Bishop Skylstad has named Father Connall the liaison between the Association and the diocese. Father Gene Tracy, pastor of St. Charles Parish, has helped them with their tax exempt status, with both civil and canonical protections.
The Sisters have been publicly noticeable for their mostly blue, full habits worn as members at the Mount. They are now considering designs for a new habit of their own, and will return the present habits to the community at the Mount.
The new design will reflect “our Marian spirit,” said Sister Francis. A rosary will remain as a prominent part of the design. The new habits will be sewn by the Sisters themselves, although a seamstress has offered her assistance with the project.
The Association’s name, “Sisters of Mary, Mother of the Church,” includes their devotion to the Blessed Mother, but also their desire to be in communion with the Catholic Church.
“I feel great joy in knowing I’m a part of the Church,” said Mother de Lourdes. “I was not willfully outside.” But there is joy, too, in knowing that she is “part of the universal, Catholic Church – this worldwide unity of my spiritual brothers and sisters, the Mystical Body.”
On June 23, the Sisters made their Profession of Faith: the Nicene Creed, with the addition of a sentence from the Rite of Christian Initiation of Adults:
“I believe and profess all that the Holy Catholic Church believes, teaches, and proclaims to be revealed by God.”
Father Connall and other priests of the diocese concele-brated Mass for them June 24.
“I am convinced that God has been behind all of this,” said Father Connall. “When there are problems in the Church, do we reform from within or from without? We reform from within.”
The Sisters’ return to the Catholic Church is “historic,” he said. Just as the diocese emerges from bankruptcy, the Sisters’ return is “a springtime, a time of life and growth.”
“I think the Church needs a variety of witnesses to Religious life – ways to live Religious life,” he said. “I’ve been edified by the support of other orders” of women Religious.
With their dedication and their witness, “These women, and women Religious in general, other Sisters, too, make me want to be a better person,” said Father Connall.
“As a diocese, we welcome the Sisters of Mary, Mother of the Church to our Catholic family here in Eastern Washington,” said Bishop Skylstad. “Their discernment, which has led them back to the Church, their courage, and their deep faith have truly been inspiring to me personally.

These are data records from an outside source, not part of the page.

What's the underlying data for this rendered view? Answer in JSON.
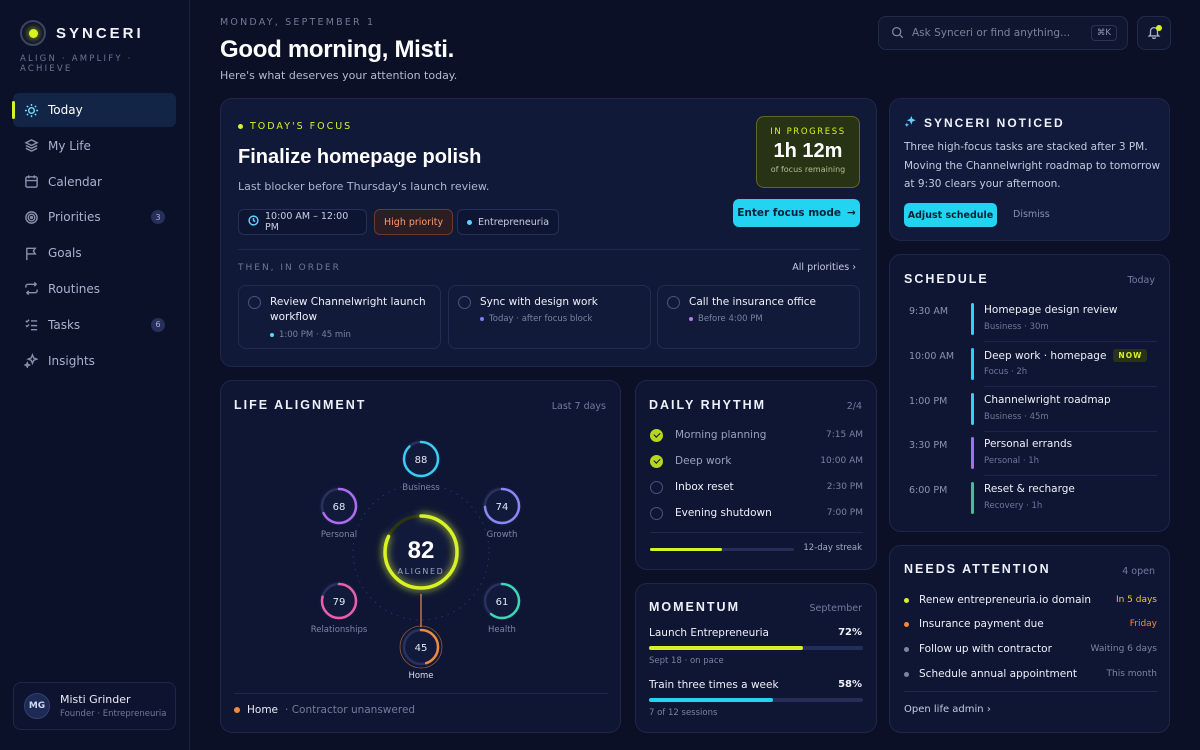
{
  "brand": {
    "name": "SYNCERI",
    "tagline": "ALIGN · AMPLIFY · ACHIEVE",
    "accent": "#d8f227"
  },
  "nav": {
    "items": [
      {
        "label": "Today",
        "icon": "sun-icon",
        "active": true
      },
      {
        "label": "My Life",
        "icon": "layers-icon"
      },
      {
        "label": "Calendar",
        "icon": "calendar-icon"
      },
      {
        "label": "Priorities",
        "icon": "target-icon",
        "badge": "3"
      },
      {
        "label": "Goals",
        "icon": "flag-icon"
      },
      {
        "label": "Routines",
        "icon": "repeat-icon"
      },
      {
        "label": "Tasks",
        "icon": "checklist-icon",
        "badge": "6"
      },
      {
        "label": "Insights",
        "icon": "sparkle-icon"
      }
    ]
  },
  "user": {
    "initials": "MG",
    "name": "Misti Grinder",
    "role": "Founder · Entrepreneuria"
  },
  "header": {
    "date": "MONDAY, SEPTEMBER 1",
    "greeting": "Good morning, Misti.",
    "subtitle": "Here's what deserves your attention today.",
    "search_placeholder": "Ask Synceri or find anything...",
    "search_shortcut": "⌘K"
  },
  "focus": {
    "kicker": "TODAY'S FOCUS",
    "title": "Finalize homepage polish",
    "subtitle": "Last blocker before Thursday's launch review.",
    "time_chip": "10:00 AM – 12:00 PM",
    "priority_chip": "High priority",
    "project_chip": "Entrepreneuria",
    "status_label": "IN PROGRESS",
    "remaining_time": "1h 12m",
    "remaining_label": "of focus remaining",
    "cta": "Enter focus mode",
    "then_label": "THEN, IN ORDER",
    "all_priorities": "All priorities",
    "next_tasks": [
      {
        "title": "Review Channelwright launch workflow",
        "meta": "1:00 PM · 45 min",
        "dot": "#5ad3ff"
      },
      {
        "title": "Sync with design work",
        "meta": "Today · after focus block",
        "dot": "#7a7ff0"
      },
      {
        "title": "Call the insurance office",
        "meta": "Before 4:00 PM",
        "dot": "#b07cf0"
      }
    ]
  },
  "life_alignment": {
    "title": "LIFE ALIGNMENT",
    "period": "Last 7 days",
    "score": "82",
    "score_label": "ALIGNED",
    "score_value": 82,
    "areas": [
      {
        "name": "Business",
        "value": 88,
        "color": "#38cdf5"
      },
      {
        "name": "Growth",
        "value": 74,
        "color": "#8a86f5"
      },
      {
        "name": "Health",
        "value": 61,
        "color": "#3fd6b4"
      },
      {
        "name": "Home",
        "value": 45,
        "color": "#f08a3c"
      },
      {
        "name": "Relationships",
        "value": 79,
        "color": "#ee5ea8"
      },
      {
        "name": "Personal",
        "value": 68,
        "color": "#b06cf0"
      }
    ],
    "footer_area": "Home",
    "footer_note": "· Contractor unanswered"
  },
  "daily_rhythm": {
    "title": "DAILY RHYTHM",
    "count": "2/4",
    "items": [
      {
        "name": "Morning planning",
        "time": "7:15 AM",
        "done": true
      },
      {
        "name": "Deep work",
        "time": "10:00 AM",
        "done": true
      },
      {
        "name": "Inbox reset",
        "time": "2:30 PM",
        "done": false
      },
      {
        "name": "Evening shutdown",
        "time": "7:00 PM",
        "done": false
      }
    ],
    "streak": "12-day streak",
    "streak_progress": 0.5
  },
  "momentum": {
    "title": "MOMENTUM",
    "period": "September",
    "goals": [
      {
        "name": "Launch Entrepreneuria",
        "percent": "72%",
        "progress": 0.72,
        "sub": "Sept 18 · on pace",
        "color": "#d8f227"
      },
      {
        "name": "Train three times a week",
        "percent": "58%",
        "progress": 0.58,
        "sub": "7 of 12 sessions",
        "color": "#22d3f2"
      }
    ]
  },
  "noticed": {
    "title": "SYNCERI NOTICED",
    "body": "Three high-focus tasks are stacked after 3 PM. Moving the Channelwright roadmap to tomorrow at 9:30 clears your afternoon.",
    "primary": "Adjust schedule",
    "secondary": "Dismiss"
  },
  "schedule": {
    "title": "SCHEDULE",
    "period": "Today",
    "now_badge": "NOW",
    "events": [
      {
        "time": "9:30 AM",
        "title": "Homepage design review",
        "sub": "Business · 30m",
        "color": "#38cdf5"
      },
      {
        "time": "10:00 AM",
        "title": "Deep work · homepage",
        "sub": "Focus · 2h",
        "color": "#22d3f2",
        "now": true
      },
      {
        "time": "1:00 PM",
        "title": "Channelwright roadmap",
        "sub": "Business · 45m",
        "color": "#38cdf5"
      },
      {
        "time": "3:30 PM",
        "title": "Personal errands",
        "sub": "Personal · 1h",
        "color": "#a070f0"
      },
      {
        "time": "6:00 PM",
        "title": "Reset & recharge",
        "sub": "Recovery · 1h",
        "color": "#3fbf9a"
      }
    ]
  },
  "attention": {
    "title": "NEEDS ATTENTION",
    "count": "4 open",
    "items": [
      {
        "name": "Renew entrepreneuria.io domain",
        "when": "In 5 days",
        "dot": "#d8f227",
        "when_color": "#e7c93a"
      },
      {
        "name": "Insurance payment due",
        "when": "Friday",
        "dot": "#f08a3c",
        "when_color": "#f08a3c"
      },
      {
        "name": "Follow up with contractor",
        "when": "Waiting 6 days",
        "dot": "#7d85a3",
        "when_color": "#7d85a3"
      },
      {
        "name": "Schedule annual appointment",
        "when": "This month",
        "dot": "#7d85a3",
        "when_color": "#7d85a3"
      }
    ],
    "link": "Open life admin"
  }
}
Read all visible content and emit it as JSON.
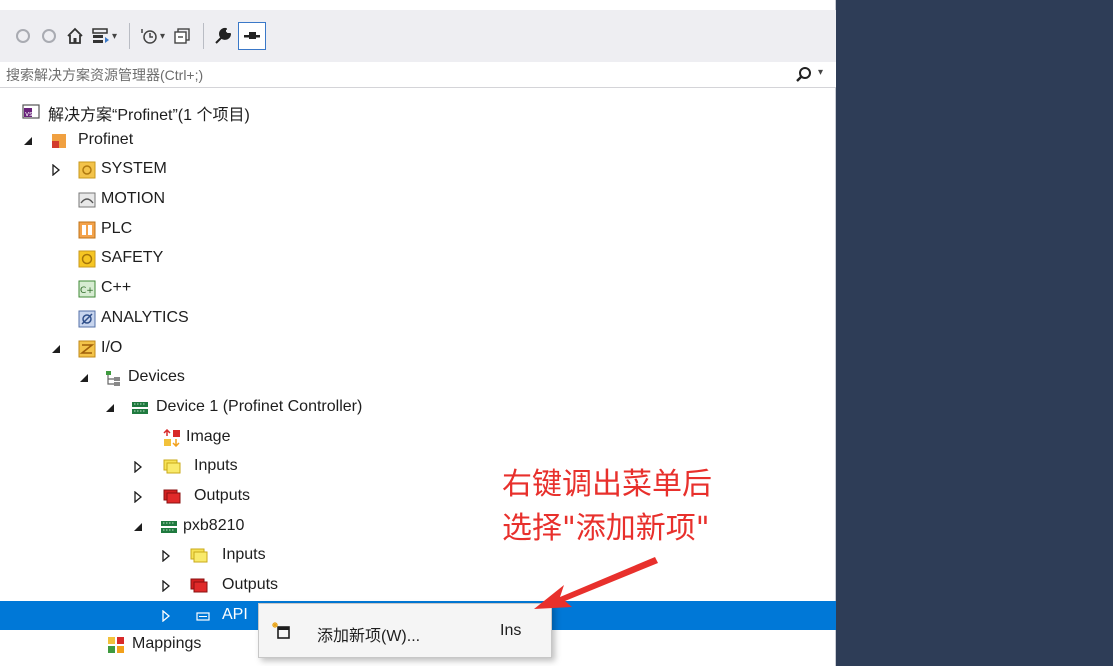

I ask all of us in the diocese to pray for them as they pray for us. Most of all, we can thank God for the gift of faith which constantly calls us to conversion and a deeper sense of unity and community with one another. We have truly been blessed!”
Cardinal Dario Castrillón Hoyos of Colombia is the president of the Pontifical Commission Ecclesia Dei which, according to Catholic News Service, was established by Pope John Paul II to ensure pastoral care to former followers of the late traditionalist Archbishop Marcel Lefebvre. Archbishop Lefebvre was excommunicated in 1988 after ordaining bishops without papal approval. He had rejected the liturgical reforms and concepts of religious freedom and ecumenism as formulated by the council.
Although the Sisters from the Mount had not been part of Archbishop Lefebvre’s movement, Cardinal Castrillón wrote them a letter of welcome.
“I am delighted to learn ... you have had the grace to return to full communion with the Catholic Church,” he wrote.
He called their return to the Church a “courageous step.”
“I will be happy to receive news of your growth and development,” wrote the cardinal.
The coming year will be a time of preparation for the next segment of their pilgrimage. It will be a continuation of what has not been an easy journey, said Mother de Lourdes.
“We want the truth of Christ,” she said, “not just what I think the truth is. It was definitely a journey, and it is still a journey.”
Any change can be difficult. Radical change can be frightening.
Said Mother de Lourdes, “After having thought one way, for so long – to step outside that, to feel, ‘I can do this’” – she paused, and then said, “but if you’re seeking the truth, there’s nothing to be afraid of.”